Corporate bondholders may soon be demanding bigger rewards for their risks.
Over the past three months, inflation fears have caused the yield on the 10-year Treasury note to rise nearly 50 basis points to the 5.1% neighborhood from 4.6%. As a result, the spread between economically sensitive high-yield bonds and Treasuries widened to 300 basis points from 250.
But while junk-bond spreads mirrored the move in Treasuries, investment-grade bond spreads nudged higher by only 10 basis points, to 90 from around 80. And in the eyes -- and pockets -- of many investors, that's not enough of a cushion, considering the risks lurking in the credit markets.
"Corporate fundamentals are generally solid, but investors are not getting paid enough for the event risk out there," says Matthew Hastings, co-manager of the $13.5 billion
Schwab YieldPlus Fund. "For example,
announced a big stock buyback, but they are funding it via debt and asset sales. Eventually that additional leverage will cause the ratings to fall."
Hastings' fund, which sports a five-star rating from fund tracker Morningstar, is up 2.5% this year and yields 5.26%. The fund holds close to 45% of its assets in investment-grade corporate bonds. Standard & Poor's classifies investment-grade bonds as BBB or higher, and Moody's classifies investment-grade bonds as Baa or higher.
In addition, Hastings says corporate bond owners are not being appropriately compensated for the barrage of new supply that's hitting the market because of the many
"The wave of new issues due to LBOs is filtering into higher-quality bonds, and it's creating a fairly dangerous situation for investors," says Hastings.
Despite the increase in event risk, Hastings says it's important to remember that the economy is still performing quite well, so credit spreads should not be blown out of proportion.
Want more? Check out TheStreet.com TV video. Gregg Greenberg interviews corporate bond manager Matthew Hastings.
"A company like Home Depot will not default on its debts," says Hastings. "Default rates are still historically low, so large-cap companies will surely be able to withstand a turndown in the economy."
Hastings is also relatively unconcerned about the so-called "subprime slime" contaminating his fund. A third of YieldPlus is invested in high-quality mortgage-backed bonds, which Hastings insists are safe from the inferior mortgage bonds that are currently freaking out the coupon-clipping world.
collateralized mortgaged obligations may take a small hit if they are marked to market during a downturn, but you will get your money back because they are insured by
," says Hastings. "That's not like subprime debt where you might not get your principal back."

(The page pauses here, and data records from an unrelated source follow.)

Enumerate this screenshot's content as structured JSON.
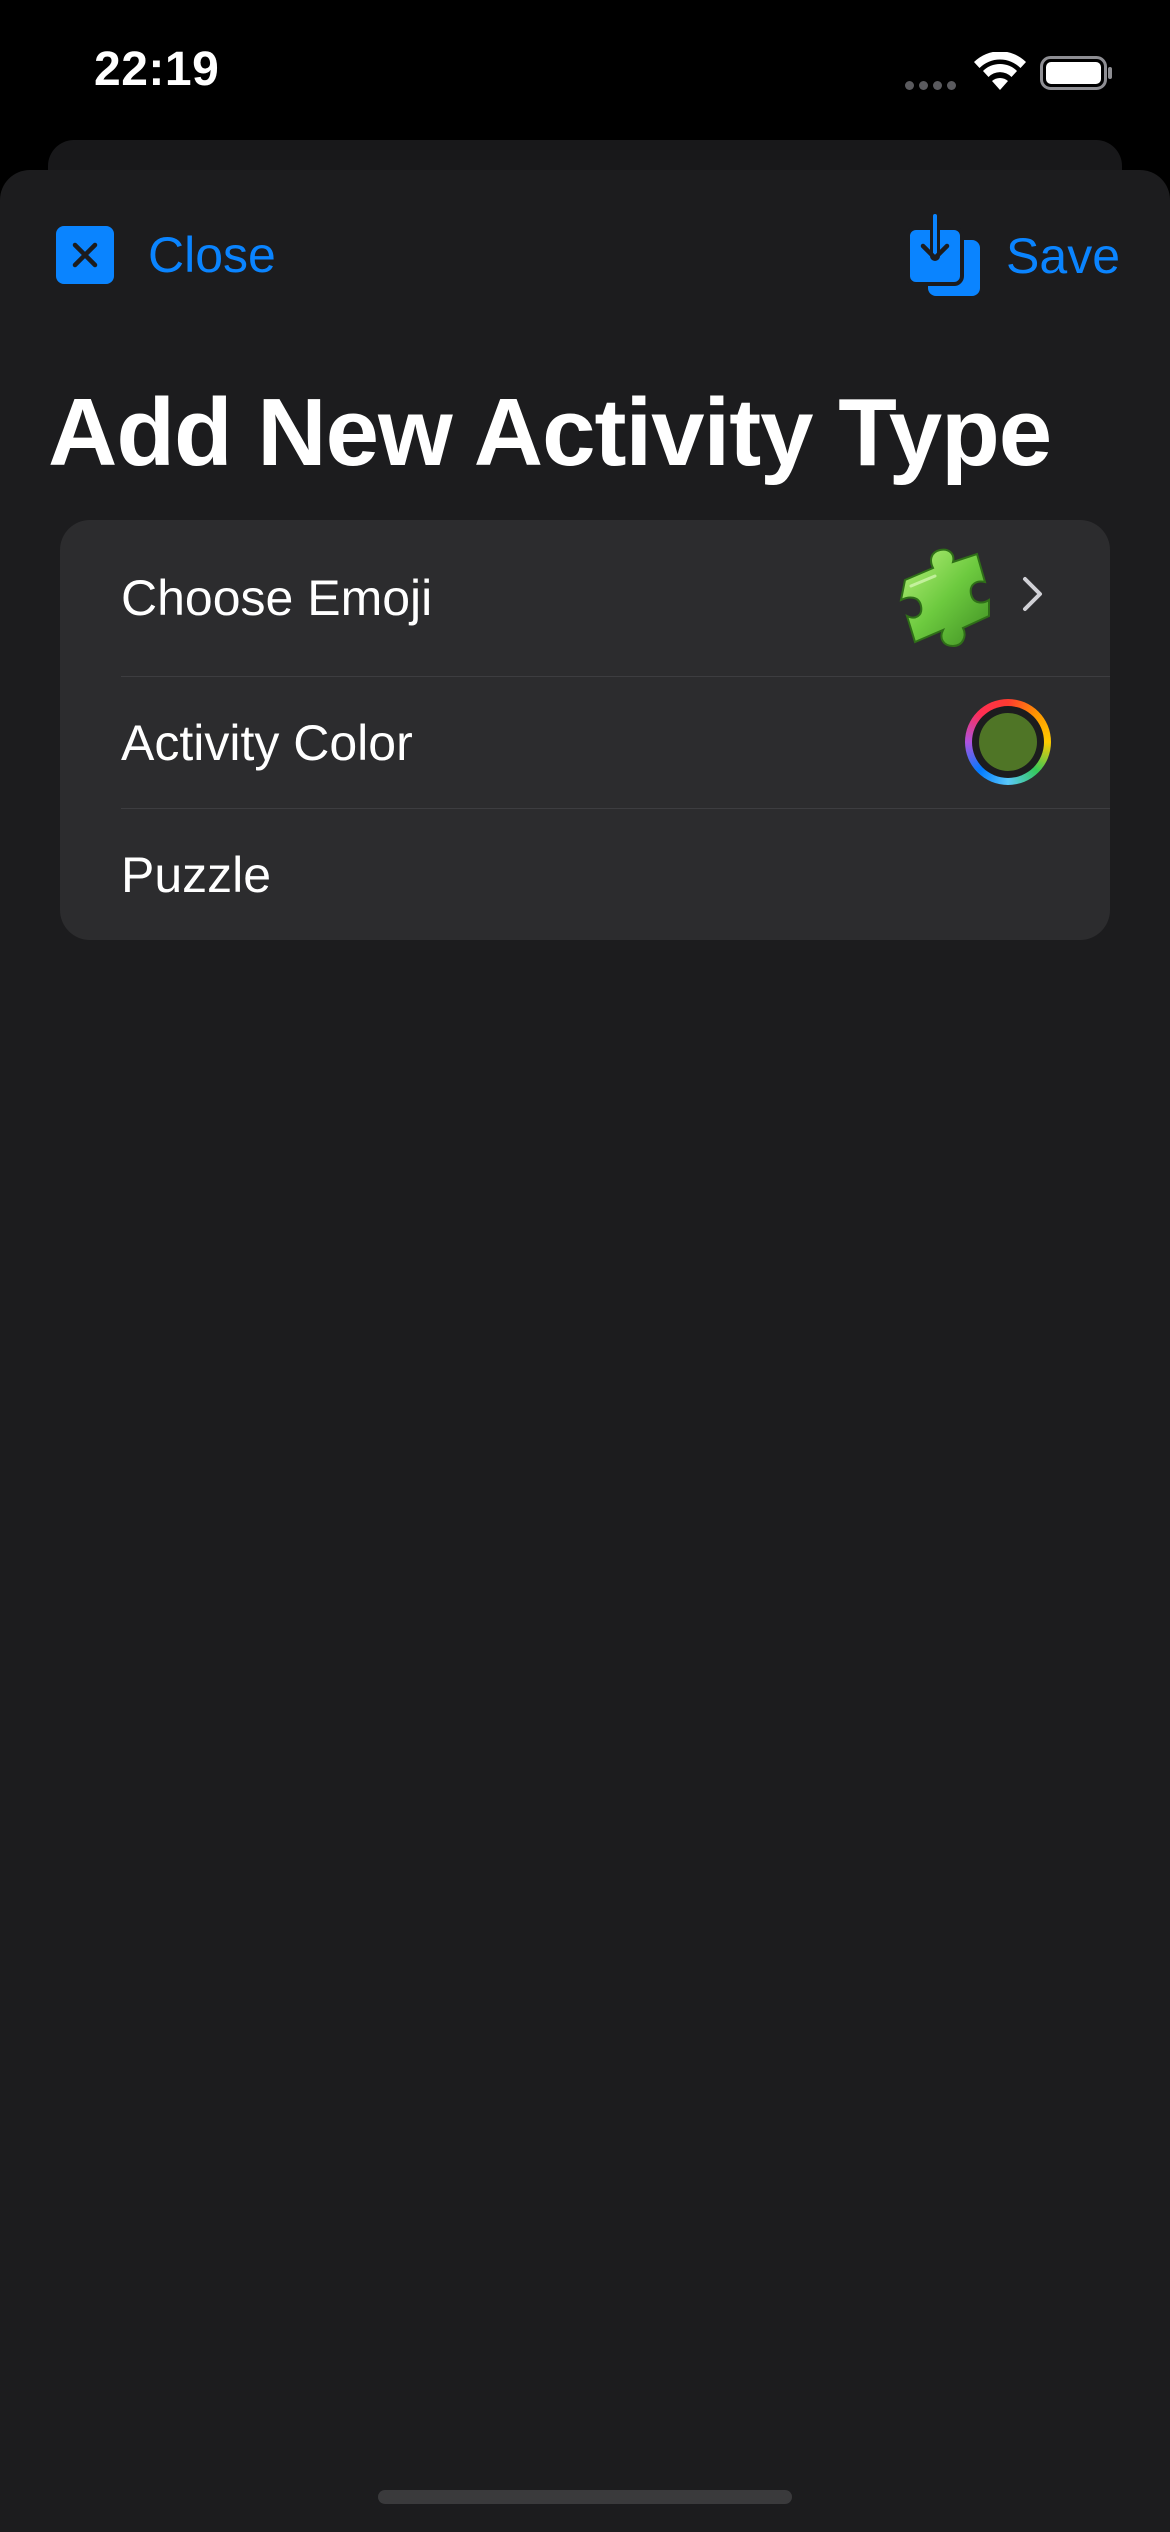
{
  "status_bar": {
    "time": "22:19"
  },
  "nav": {
    "close_label": "Close",
    "save_label": "Save",
    "close_icon": "xmark-square-icon",
    "save_icon": "square-and-arrow-down-on-square-icon"
  },
  "page": {
    "title": "Add New Activity Type"
  },
  "form": {
    "rows": [
      {
        "label": "Choose Emoji",
        "value_icon": "puzzle-piece-emoji",
        "accessory": "chevron-right-icon"
      },
      {
        "label": "Activity Color",
        "value_color": "#4f7526"
      },
      {
        "label": "Puzzle"
      }
    ]
  },
  "colors": {
    "accent": "#0a84ff",
    "background": "#1c1c1e",
    "group_background": "#2c2c2e",
    "text": "#ffffff"
  }
}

Before joining TheStreet.com, Gregg Greenberg was a writer and segment producer for CNBC's Closing Bell. He previously worked at FleetBoston and Lehman Brothers in their Private Client Services divisions, covering high net-worth individuals and midsize hedge funds. Greenberg attended New York University's School of Business and Economic Reporting. He also has an M.B.A. from Cornell University's Johnson School of Business, and a B.A. in history from Amherst College.